→ Supplied records
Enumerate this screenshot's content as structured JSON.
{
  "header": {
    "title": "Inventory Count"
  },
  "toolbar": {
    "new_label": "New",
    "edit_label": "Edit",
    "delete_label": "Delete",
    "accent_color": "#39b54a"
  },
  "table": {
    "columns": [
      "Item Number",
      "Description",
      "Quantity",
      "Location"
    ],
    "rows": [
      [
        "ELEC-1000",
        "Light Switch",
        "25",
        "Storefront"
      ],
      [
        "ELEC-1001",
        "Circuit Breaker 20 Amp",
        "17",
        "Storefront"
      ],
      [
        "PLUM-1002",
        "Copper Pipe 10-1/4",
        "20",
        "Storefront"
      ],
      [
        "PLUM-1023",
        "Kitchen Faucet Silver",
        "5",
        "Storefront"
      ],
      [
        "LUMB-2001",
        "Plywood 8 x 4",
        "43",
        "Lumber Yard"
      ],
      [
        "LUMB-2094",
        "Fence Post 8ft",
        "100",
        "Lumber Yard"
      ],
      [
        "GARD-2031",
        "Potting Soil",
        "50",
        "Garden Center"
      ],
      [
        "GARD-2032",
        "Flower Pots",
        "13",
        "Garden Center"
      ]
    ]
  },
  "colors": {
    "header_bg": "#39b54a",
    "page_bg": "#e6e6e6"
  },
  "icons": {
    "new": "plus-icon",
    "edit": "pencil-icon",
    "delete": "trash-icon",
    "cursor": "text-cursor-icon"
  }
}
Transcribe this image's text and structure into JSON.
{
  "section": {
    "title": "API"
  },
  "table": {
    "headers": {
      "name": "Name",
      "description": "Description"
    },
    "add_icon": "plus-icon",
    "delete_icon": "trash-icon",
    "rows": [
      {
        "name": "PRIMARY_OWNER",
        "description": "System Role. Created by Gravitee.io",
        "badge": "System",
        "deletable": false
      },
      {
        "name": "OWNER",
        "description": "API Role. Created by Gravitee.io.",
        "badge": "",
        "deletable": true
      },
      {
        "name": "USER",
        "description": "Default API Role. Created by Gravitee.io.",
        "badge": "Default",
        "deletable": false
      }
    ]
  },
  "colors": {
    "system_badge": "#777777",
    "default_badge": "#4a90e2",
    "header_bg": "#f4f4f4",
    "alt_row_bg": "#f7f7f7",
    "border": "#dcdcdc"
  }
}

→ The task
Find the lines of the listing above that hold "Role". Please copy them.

→ Expected output
        "description": "System Role. Created by Gravitee.io",
        "description": "API Role. Created by Gravitee.io.",
        "description": "Default API Role. Created by Gravitee.io.",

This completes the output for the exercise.